## WHAT THE EXERCISE ASKS
Would you copy every line of the listing below that includes the word "state"?

## RECORDS FOR THE EXERCISE
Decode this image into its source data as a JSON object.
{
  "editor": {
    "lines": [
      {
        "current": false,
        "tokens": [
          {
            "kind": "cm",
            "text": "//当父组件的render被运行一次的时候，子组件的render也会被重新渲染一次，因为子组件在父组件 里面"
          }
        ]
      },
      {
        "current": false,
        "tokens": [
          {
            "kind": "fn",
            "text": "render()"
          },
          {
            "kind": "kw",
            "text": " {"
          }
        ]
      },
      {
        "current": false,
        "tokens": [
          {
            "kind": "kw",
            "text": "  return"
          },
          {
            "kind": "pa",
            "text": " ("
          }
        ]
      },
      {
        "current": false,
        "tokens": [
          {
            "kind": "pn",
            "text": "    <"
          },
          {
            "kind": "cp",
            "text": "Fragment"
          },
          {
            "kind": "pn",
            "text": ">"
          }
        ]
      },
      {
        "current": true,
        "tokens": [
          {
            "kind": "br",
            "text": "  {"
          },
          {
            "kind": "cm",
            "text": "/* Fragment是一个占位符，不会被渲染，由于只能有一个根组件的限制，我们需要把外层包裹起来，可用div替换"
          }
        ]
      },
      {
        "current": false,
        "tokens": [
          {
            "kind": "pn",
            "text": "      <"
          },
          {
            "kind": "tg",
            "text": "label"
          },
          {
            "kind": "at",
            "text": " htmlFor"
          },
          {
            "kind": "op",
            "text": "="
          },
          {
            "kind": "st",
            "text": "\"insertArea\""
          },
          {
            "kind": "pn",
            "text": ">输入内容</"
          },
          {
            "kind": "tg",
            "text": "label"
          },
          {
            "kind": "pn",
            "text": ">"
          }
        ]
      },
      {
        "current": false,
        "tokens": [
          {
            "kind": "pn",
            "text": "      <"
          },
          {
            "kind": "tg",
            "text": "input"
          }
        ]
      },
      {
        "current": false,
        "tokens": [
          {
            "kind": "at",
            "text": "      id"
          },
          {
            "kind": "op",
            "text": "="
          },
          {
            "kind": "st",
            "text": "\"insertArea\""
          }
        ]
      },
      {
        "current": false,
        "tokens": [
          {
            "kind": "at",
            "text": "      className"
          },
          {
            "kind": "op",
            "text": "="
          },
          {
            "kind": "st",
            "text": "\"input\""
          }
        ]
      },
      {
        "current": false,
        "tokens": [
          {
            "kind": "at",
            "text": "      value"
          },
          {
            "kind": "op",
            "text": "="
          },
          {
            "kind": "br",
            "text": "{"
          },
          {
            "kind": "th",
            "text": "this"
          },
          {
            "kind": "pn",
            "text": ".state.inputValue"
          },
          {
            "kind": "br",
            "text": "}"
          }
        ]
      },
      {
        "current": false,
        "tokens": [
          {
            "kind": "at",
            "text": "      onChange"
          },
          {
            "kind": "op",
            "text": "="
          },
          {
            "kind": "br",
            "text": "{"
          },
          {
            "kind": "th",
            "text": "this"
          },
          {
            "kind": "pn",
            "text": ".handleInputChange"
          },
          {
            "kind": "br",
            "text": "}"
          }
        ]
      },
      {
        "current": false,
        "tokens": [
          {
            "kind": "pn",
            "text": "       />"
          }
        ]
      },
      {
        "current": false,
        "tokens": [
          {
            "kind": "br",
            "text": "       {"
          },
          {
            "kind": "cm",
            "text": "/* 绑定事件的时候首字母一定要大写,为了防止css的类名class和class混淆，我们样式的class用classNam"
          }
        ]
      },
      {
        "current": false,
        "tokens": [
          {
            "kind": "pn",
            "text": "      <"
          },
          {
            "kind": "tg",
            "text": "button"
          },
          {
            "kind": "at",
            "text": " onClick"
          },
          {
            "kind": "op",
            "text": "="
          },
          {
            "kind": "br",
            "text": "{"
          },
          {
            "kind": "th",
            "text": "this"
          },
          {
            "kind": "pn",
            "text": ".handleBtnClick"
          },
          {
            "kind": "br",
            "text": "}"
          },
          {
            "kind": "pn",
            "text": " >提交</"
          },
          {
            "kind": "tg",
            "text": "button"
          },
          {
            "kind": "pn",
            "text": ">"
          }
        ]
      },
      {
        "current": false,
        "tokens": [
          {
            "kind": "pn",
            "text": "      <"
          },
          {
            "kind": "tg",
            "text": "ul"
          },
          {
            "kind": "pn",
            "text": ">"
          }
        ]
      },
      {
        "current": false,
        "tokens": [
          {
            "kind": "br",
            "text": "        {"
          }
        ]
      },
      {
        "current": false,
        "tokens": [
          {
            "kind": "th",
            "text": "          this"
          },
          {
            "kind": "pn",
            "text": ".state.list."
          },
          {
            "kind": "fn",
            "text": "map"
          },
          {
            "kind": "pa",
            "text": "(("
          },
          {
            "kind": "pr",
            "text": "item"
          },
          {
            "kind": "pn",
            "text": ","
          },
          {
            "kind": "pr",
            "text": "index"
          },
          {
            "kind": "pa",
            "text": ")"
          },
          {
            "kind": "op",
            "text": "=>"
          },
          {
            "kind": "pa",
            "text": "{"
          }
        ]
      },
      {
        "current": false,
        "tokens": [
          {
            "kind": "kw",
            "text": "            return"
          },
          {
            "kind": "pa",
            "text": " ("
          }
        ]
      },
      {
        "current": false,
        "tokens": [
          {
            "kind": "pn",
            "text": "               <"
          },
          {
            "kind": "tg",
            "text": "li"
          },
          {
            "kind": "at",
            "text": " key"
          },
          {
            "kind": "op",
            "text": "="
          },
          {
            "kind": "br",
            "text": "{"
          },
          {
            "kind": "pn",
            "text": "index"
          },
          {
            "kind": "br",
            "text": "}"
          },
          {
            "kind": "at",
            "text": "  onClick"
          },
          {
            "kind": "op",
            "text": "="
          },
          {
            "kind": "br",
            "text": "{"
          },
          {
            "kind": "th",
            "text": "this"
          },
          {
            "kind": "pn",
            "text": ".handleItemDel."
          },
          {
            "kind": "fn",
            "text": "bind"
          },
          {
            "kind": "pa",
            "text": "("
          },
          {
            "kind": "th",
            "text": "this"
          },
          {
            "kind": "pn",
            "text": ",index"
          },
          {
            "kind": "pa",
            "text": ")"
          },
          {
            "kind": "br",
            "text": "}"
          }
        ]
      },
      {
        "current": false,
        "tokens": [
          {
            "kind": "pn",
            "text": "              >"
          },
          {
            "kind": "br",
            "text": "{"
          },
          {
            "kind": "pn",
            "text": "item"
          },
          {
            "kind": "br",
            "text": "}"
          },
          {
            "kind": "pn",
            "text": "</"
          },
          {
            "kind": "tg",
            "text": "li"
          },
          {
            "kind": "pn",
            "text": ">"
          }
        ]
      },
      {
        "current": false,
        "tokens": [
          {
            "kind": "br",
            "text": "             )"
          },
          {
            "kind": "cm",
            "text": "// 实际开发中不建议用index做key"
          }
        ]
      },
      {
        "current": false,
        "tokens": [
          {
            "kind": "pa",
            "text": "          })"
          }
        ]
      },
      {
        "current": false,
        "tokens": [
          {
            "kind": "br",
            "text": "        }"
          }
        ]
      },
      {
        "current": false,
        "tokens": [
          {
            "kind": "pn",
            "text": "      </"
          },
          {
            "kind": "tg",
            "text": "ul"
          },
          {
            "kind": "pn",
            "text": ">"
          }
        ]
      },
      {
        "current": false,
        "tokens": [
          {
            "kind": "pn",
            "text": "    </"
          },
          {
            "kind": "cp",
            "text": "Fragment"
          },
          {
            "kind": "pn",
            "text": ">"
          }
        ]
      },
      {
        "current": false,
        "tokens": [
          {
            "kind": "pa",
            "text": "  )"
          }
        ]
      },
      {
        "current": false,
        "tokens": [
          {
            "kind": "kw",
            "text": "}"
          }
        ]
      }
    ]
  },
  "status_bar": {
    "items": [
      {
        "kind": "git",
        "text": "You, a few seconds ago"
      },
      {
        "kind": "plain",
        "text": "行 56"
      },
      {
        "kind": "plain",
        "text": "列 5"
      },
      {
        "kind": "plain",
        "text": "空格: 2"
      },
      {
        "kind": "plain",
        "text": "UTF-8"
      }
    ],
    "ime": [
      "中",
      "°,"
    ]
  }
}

## COMPLETED EXERCISE
            "text": ".state.inputValue"
            "text": ".state.list."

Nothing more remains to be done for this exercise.